“Many prophets were abused and killed (12:5; Luke 13:34), God eventually sent Jesus as the Beloved Son (12:6), whom they also killed (12:8). By adding the detail that the Son is thrust out of the vineyard (12:8), Jesus predicts his Crucifixion outside the city walls of Jerusalem (John 19:20). God will avenge his Son when he sends him to destroy (12:9) the unfaithful of Jerusalem in AD 70…”
What should be obvious to you is Hahn’s supercessionistic reading of Old Testament texts. What should be clear to you are his jigsaw puzzle proof-texting through Gospels that were never meant to combine Voltron-style into a 21st century biography of Jesus. What should be plain is his failure to distinguish ancient Israelites from later Jews.
If only such readings of Scripture were clearly seen as erroneous!
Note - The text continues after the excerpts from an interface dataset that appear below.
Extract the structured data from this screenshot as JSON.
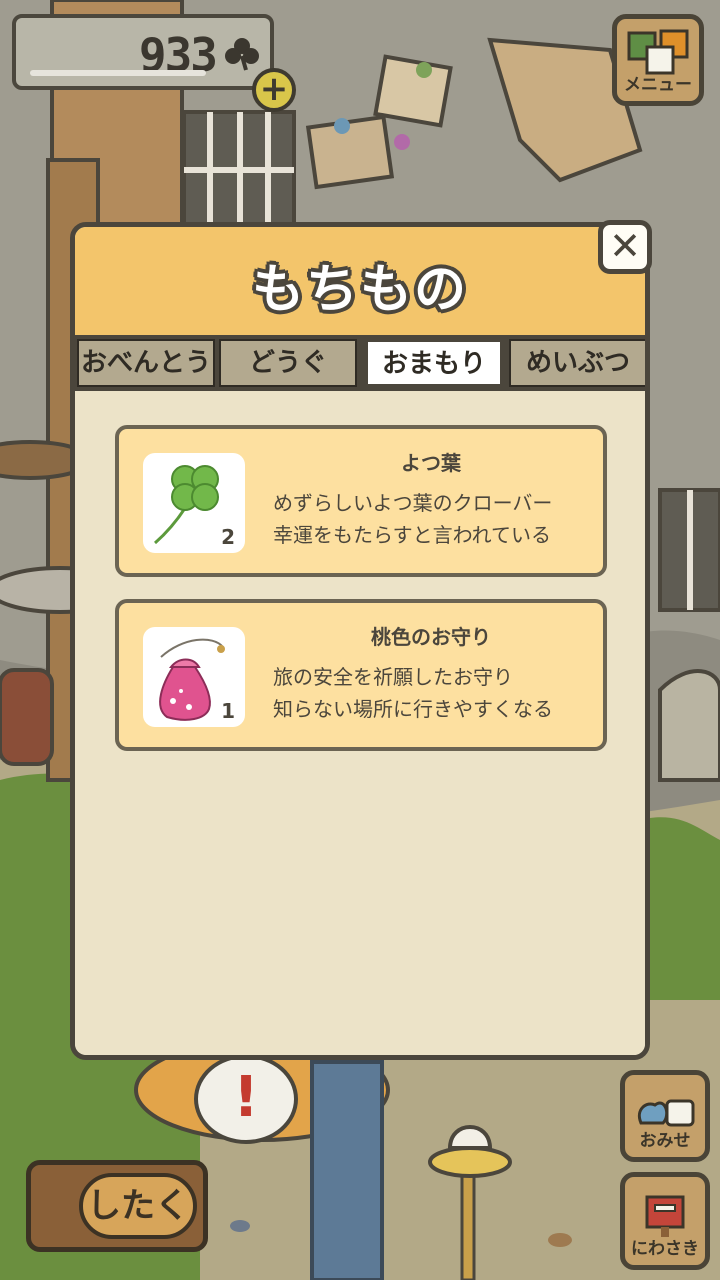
{
  "hud": {
    "clover_count": "933",
    "plus_symbol": "+",
    "menu_label": "メニュー",
    "shop_label": "おみせ",
    "garden_label": "にわさき",
    "prepare_label": "したく",
    "alert_symbol": "!"
  },
  "modal": {
    "title": "もちもの",
    "close_symbol": "✕",
    "tabs": [
      {
        "label": "おべんとう",
        "active": false
      },
      {
        "label": "どうぐ",
        "active": false
      },
      {
        "label": "おまもり",
        "active": true
      },
      {
        "label": "めいぶつ",
        "active": false
      }
    ],
    "items": [
      {
        "name": "よつ葉",
        "count": "2",
        "line1": "めずらしいよつ葉のクローバー",
        "line2": "幸運をもたらすと言われている",
        "icon": "four-leaf-clover-icon"
      },
      {
        "name": "桃色のお守り",
        "count": "1",
        "line1": "旅の安全を祈願したお守り",
        "line2": "知らない場所に行きやすくなる",
        "icon": "pink-charm-pouch-icon"
      }
    ]
  },
  "colors": {
    "header": "#f3c56b",
    "card": "#fde0a0",
    "panel": "#ece3c8",
    "outline": "#4b463c"
  }
}
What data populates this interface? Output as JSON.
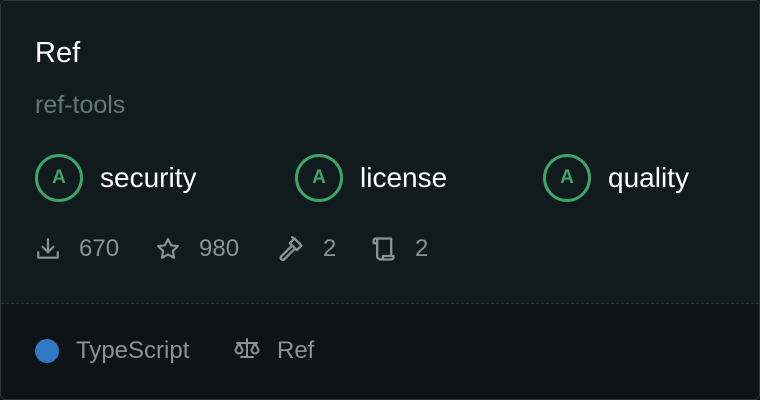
{
  "card": {
    "title": "Ref",
    "subtitle": "ref-tools"
  },
  "scores": [
    {
      "grade": "A",
      "label": "security"
    },
    {
      "grade": "A",
      "label": "license"
    },
    {
      "grade": "A",
      "label": "quality"
    }
  ],
  "stats": {
    "downloads": "670",
    "stars": "980",
    "builds": "2",
    "pages": "2"
  },
  "footer": {
    "language": "TypeScript",
    "license": "Ref"
  },
  "colors": {
    "grade": "#3da46a",
    "language_dot": "#3178c6",
    "background": "#121b1d"
  },
  "icons": {
    "downloads": "download-icon",
    "stars": "star-icon",
    "builds": "hammer-icon",
    "pages": "scroll-icon",
    "license": "balance-scale-icon"
  }
}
Perhaps then theological justification and “Scriptural backing” for some of the worst sins in the history of the Church since the Medieval pogroms would not continue to flourish in our times, as can be seen on hideous display incubating in ultra-conservative blogs and sites!
Obviously One-Part Eusebian Nightmare, Five-Parts Spiritualized
Bishop Robert Barron sees this allegorized parable somewhat differently. Says Barron:
“The parable of the tenants is an allegory that presents the relationship of Israel to Christ, but more than this it reveals a necessary truth about the spiritual life: that we are “tenants” in regards to the gifts that God has given us, and when we construe our relationship to God’s gifts as being that of “owners”, rather than “tenants”, the consequences can be quite dire.”
So a little bit of Eusebian allegory (see above to understand where that leads), and a whole lot of Aquinas-allegory.
An Obvious Parable By, For, and about the American Way
According to biblical scholars like Richard Rohrbaugh, for many American commentators today it is obvious that the tenants of Mark 12 are evil people who want to take away the private property rights of the landowner. It is clear that the landowner is someone who looks an awful lot like an ideal American individualist, who buys American values, and who works very hard for his money. Therefore it is clear to such American commentators that this story must be about the private property rights of the landowner.
Obviously a Tale of Great Sadness
What has happened to Jesus’ story? Something that probably began as a cautionary parable about labor violence as the desperate attempt to respond to crushing injustice has, via allegory-gone-wild, been turned and twisted around to justify the elites. This has been done in the name of Jesus.
We can cut “Mark” and “Matthew” some slack. But once we arrive at imperial cruelty and especially with Luther, the story is turned on its head. Throughout history, what has dominated the interpretation of this story has not been the prepaschal Galilean Jesus and what he intended, but rather the situation of the interpreter.
Context scholar Richard Rohrbaugh reminds us that theologians striving to make Jesus and his stories relevant to Christians alive today is good and needed. But there is always the danger that in doing this noble work, Jesus and his context gets lost, and the whole enterprise becomes an idolatry of self-justification. Why that is a terribly costly violence should be obvious and clear to all who call themselves “followers of Christ.”